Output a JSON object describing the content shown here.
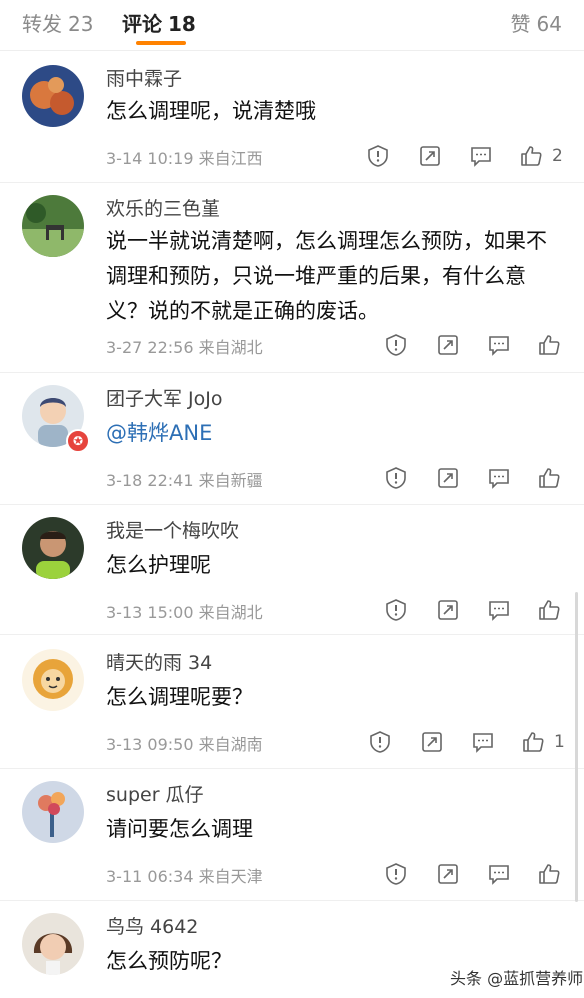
{
  "tabs": {
    "repost_label": "转发",
    "repost_count": "23",
    "comment_label": "评论",
    "comment_count": "18",
    "like_label": "赞",
    "like_count": "64"
  },
  "comments": [
    {
      "user": "雨中霖子",
      "text": "怎么调理呢，说清楚哦",
      "time": "3-14 10:19",
      "source": "来自江西",
      "likes": "2"
    },
    {
      "user": "欢乐的三色堇",
      "text": "说一半就说清楚啊，怎么调理怎么预防，如果不调理和预防，只说一堆严重的后果，有什么意义？说的不就是正确的废话。",
      "time": "3-27 22:56",
      "source": "来自湖北",
      "likes": ""
    },
    {
      "user": "团子大军 JoJo",
      "text": "@韩烨ANE",
      "time": "3-18 22:41",
      "source": "来自新疆",
      "likes": ""
    },
    {
      "user": "我是一个梅吹吹",
      "text": "怎么护理呢",
      "time": "3-13 15:00",
      "source": "来自湖北",
      "likes": ""
    },
    {
      "user": "晴天的雨 34",
      "text": "怎么调理呢要？",
      "time": "3-13 09:50",
      "source": "来自湖南",
      "likes": "1"
    },
    {
      "user": "super 瓜仔",
      "text": "请问要怎么调理",
      "time": "3-11 06:34",
      "source": "来自天津",
      "likes": ""
    },
    {
      "user": "鸟鸟 4642",
      "text": "怎么预防呢？",
      "time": "",
      "source": "",
      "likes": ""
    }
  ],
  "watermark": {
    "text": "头条 @蓝抓营养师"
  },
  "icons": {
    "report": "report-icon",
    "repost": "repost-icon",
    "comment": "comment-icon",
    "like": "like-icon"
  },
  "colors": {
    "accent": "#ff8200",
    "mention": "#2d6fb5",
    "meta": "#999999"
  }
}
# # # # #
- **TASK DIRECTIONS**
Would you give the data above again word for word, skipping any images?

- **RESPONSE AREA**
Output a JSON object describing the content shown here.
{
  "tabs": {
    "repost_label": "转发",
    "repost_count": "23",
    "comment_label": "评论",
    "comment_count": "18",
    "like_label": "赞",
    "like_count": "64"
  },
  "comments": [
    {
      "user": "雨中霖子",
      "text": "怎么调理呢，说清楚哦",
      "time": "3-14 10:19",
      "source": "来自江西",
      "likes": "2"
    },
    {
      "user": "欢乐的三色堇",
      "text": "说一半就说清楚啊，怎么调理怎么预防，如果不调理和预防，只说一堆严重的后果，有什么意义？说的不就是正确的废话。",
      "time": "3-27 22:56",
      "source": "来自湖北",
      "likes": ""
    },
    {
      "user": "团子大军 JoJo",
      "text": "@韩烨ANE",
      "time": "3-18 22:41",
      "source": "来自新疆",
      "likes": ""
    },
    {
      "user": "我是一个梅吹吹",
      "text": "怎么护理呢",
      "time": "3-13 15:00",
      "source": "来自湖北",
      "likes": ""
    },
    {
      "user": "晴天的雨 34",
      "text": "怎么调理呢要？",
      "time": "3-13 09:50",
      "source": "来自湖南",
      "likes": "1"
    },
    {
      "user": "super 瓜仔",
      "text": "请问要怎么调理",
      "time": "3-11 06:34",
      "source": "来自天津",
      "likes": ""
    },
    {
      "user": "鸟鸟 4642",
      "text": "怎么预防呢？",
      "time": "",
      "source": "",
      "likes": ""
    }
  ],
  "watermark": {
    "text": "头条 @蓝抓营养师"
  },
  "icons": {
    "report": "report-icon",
    "repost": "repost-icon",
    "comment": "comment-icon",
    "like": "like-icon"
  },
  "colors": {
    "accent": "#ff8200",
    "mention": "#2d6fb5",
    "meta": "#999999"
  }
}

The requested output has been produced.